The whole of the material needs to be repeated exactly, line for line.

══════════

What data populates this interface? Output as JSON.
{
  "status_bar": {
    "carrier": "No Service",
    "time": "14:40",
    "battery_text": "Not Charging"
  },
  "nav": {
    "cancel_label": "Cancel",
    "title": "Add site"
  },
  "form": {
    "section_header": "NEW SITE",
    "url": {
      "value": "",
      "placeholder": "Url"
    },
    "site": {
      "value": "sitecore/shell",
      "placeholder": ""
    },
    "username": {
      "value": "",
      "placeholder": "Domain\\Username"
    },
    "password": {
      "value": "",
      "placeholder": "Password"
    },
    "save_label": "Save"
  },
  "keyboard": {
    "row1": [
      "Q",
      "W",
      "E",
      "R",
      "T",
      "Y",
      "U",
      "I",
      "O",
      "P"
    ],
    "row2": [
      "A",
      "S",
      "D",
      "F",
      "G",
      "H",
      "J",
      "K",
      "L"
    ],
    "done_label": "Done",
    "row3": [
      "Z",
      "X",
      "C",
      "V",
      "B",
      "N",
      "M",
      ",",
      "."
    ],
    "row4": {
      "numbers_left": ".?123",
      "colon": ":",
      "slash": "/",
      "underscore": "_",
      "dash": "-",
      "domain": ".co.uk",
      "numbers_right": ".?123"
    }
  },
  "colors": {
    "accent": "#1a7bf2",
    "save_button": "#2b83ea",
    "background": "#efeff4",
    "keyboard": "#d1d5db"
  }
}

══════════

[OUTPUT OF THE EXERCISE]:
What data populates this interface? Output as JSON.
{
  "status_bar": {
    "carrier": "No Service",
    "time": "14:40",
    "battery_text": "Not Charging"
  },
  "nav": {
    "cancel_label": "Cancel",
    "title": "Add site"
  },
  "form": {
    "section_header": "NEW SITE",
    "url": {
      "value": "",
      "placeholder": "Url"
    },
    "site": {
      "value": "sitecore/shell",
      "placeholder": ""
    },
    "username": {
      "value": "",
      "placeholder": "Domain\\Username"
    },
    "password": {
      "value": "",
      "placeholder": "Password"
    },
    "save_label": "Save"
  },
  "keyboard": {
    "row1": [
      "Q",
      "W",
      "E",
      "R",
      "T",
      "Y",
      "U",
      "I",
      "O",
      "P"
    ],
    "row2": [
      "A",
      "S",
      "D",
      "F",
      "G",
      "H",
      "J",
      "K",
      "L"
    ],
    "done_label": "Done",
    "row3": [
      "Z",
      "X",
      "C",
      "V",
      "B",
      "N",
      "M",
      ",",
      "."
    ],
    "row4": {
      "numbers_left": ".?123",
      "colon": ":",
      "slash": "/",
      "underscore": "_",
      "dash": "-",
      "domain": ".co.uk",
      "numbers_right": ".?123"
    }
  },
  "colors": {
    "accent": "#1a7bf2",
    "save_button": "#2b83ea",
    "background": "#efeff4",
    "keyboard": "#d1d5db"
  }
}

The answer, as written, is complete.